= Beginning of Section =

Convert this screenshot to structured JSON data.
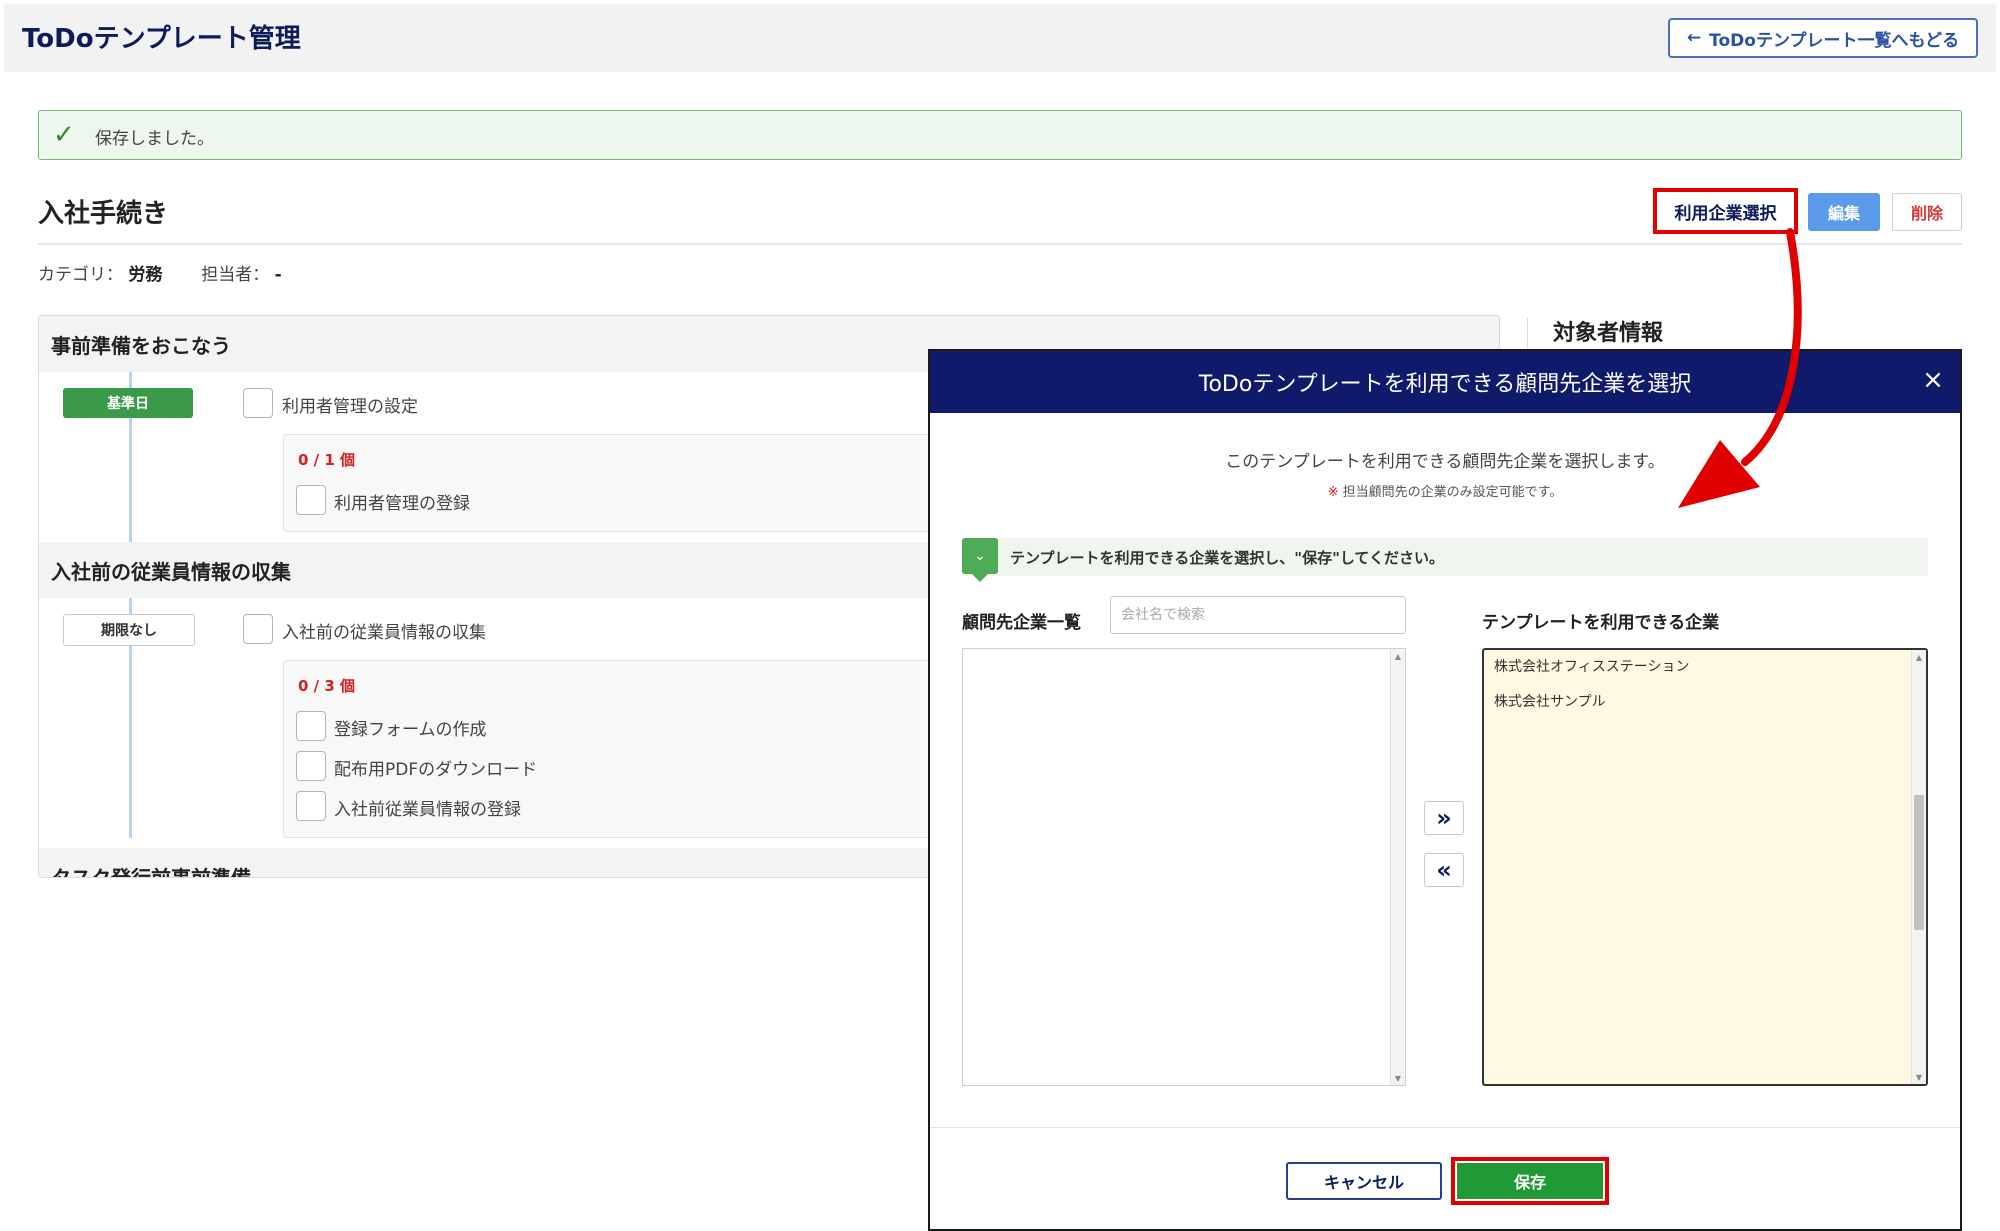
{
  "header": {
    "title": "ToDoテンプレート管理",
    "back_label": "ToDoテンプレート一覧へもどる"
  },
  "alert": {
    "text": "保存しました。"
  },
  "page": {
    "title": "入社手続き",
    "actions": {
      "company_select": "利用企業選択",
      "edit": "編集",
      "delete": "削除"
    },
    "meta": {
      "category_label": "カテゴリ：",
      "category_value": "労務",
      "assignee_label": "担当者：",
      "assignee_value": "-"
    }
  },
  "sections": [
    {
      "title": "事前準備をおこなう",
      "badge": "基準日",
      "task": "利用者管理の設定",
      "counter": "0 / 1 個",
      "subtasks": [
        "利用者管理の登録"
      ]
    },
    {
      "title": "入社前の従業員情報の収集",
      "badge": "期限なし",
      "task": "入社前の従業員情報の収集",
      "counter": "0 / 3 個",
      "subtasks": [
        "登録フォームの作成",
        "配布用PDFのダウンロード",
        "入社前従業員情報の登録"
      ]
    },
    {
      "title": "タスク発行前事前準備"
    }
  ],
  "side": {
    "target_title": "対象者情報"
  },
  "modal": {
    "title": "ToDoテンプレートを利用できる顧問先企業を選択",
    "close_glyph": "×",
    "description": "このテンプレートを利用できる顧問先企業を選択します。",
    "note_mark": "※",
    "note": "担当顧問先の企業のみ設定可能です。",
    "hint": "テンプレートを利用できる企業を選択し、\"保存\"してください。",
    "left_label": "顧問先企業一覧",
    "search_placeholder": "会社名で検索",
    "right_label": "テンプレートを利用できる企業",
    "selected_companies": [
      "株式会社オフィスステーション",
      "株式会社サンプル"
    ],
    "move_right_glyph": "»",
    "move_left_glyph": "«",
    "cancel_label": "キャンセル",
    "save_label": "保存"
  },
  "colors": {
    "navy": "#101a6b",
    "highlight_red": "#e00000",
    "save_green": "#1f9a36",
    "badge_green": "#3a9a4a",
    "counter_red": "#d42020"
  }
}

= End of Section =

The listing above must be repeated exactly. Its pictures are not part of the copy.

Convert this screenshot to structured JSON data.
{
  "header": {
    "title": "ToDoテンプレート管理",
    "back_label": "ToDoテンプレート一覧へもどる"
  },
  "alert": {
    "text": "保存しました。"
  },
  "page": {
    "title": "入社手続き",
    "actions": {
      "company_select": "利用企業選択",
      "edit": "編集",
      "delete": "削除"
    },
    "meta": {
      "category_label": "カテゴリ：",
      "category_value": "労務",
      "assignee_label": "担当者：",
      "assignee_value": "-"
    }
  },
  "sections": [
    {
      "title": "事前準備をおこなう",
      "badge": "基準日",
      "task": "利用者管理の設定",
      "counter": "0 / 1 個",
      "subtasks": [
        "利用者管理の登録"
      ]
    },
    {
      "title": "入社前の従業員情報の収集",
      "badge": "期限なし",
      "task": "入社前の従業員情報の収集",
      "counter": "0 / 3 個",
      "subtasks": [
        "登録フォームの作成",
        "配布用PDFのダウンロード",
        "入社前従業員情報の登録"
      ]
    },
    {
      "title": "タスク発行前事前準備"
    }
  ],
  "side": {
    "target_title": "対象者情報"
  },
  "modal": {
    "title": "ToDoテンプレートを利用できる顧問先企業を選択",
    "close_glyph": "×",
    "description": "このテンプレートを利用できる顧問先企業を選択します。",
    "note_mark": "※",
    "note": "担当顧問先の企業のみ設定可能です。",
    "hint": "テンプレートを利用できる企業を選択し、\"保存\"してください。",
    "left_label": "顧問先企業一覧",
    "search_placeholder": "会社名で検索",
    "right_label": "テンプレートを利用できる企業",
    "selected_companies": [
      "株式会社オフィスステーション",
      "株式会社サンプル"
    ],
    "move_right_glyph": "»",
    "move_left_glyph": "«",
    "cancel_label": "キャンセル",
    "save_label": "保存"
  },
  "colors": {
    "navy": "#101a6b",
    "highlight_red": "#e00000",
    "save_green": "#1f9a36",
    "badge_green": "#3a9a4a",
    "counter_red": "#d42020"
  }
}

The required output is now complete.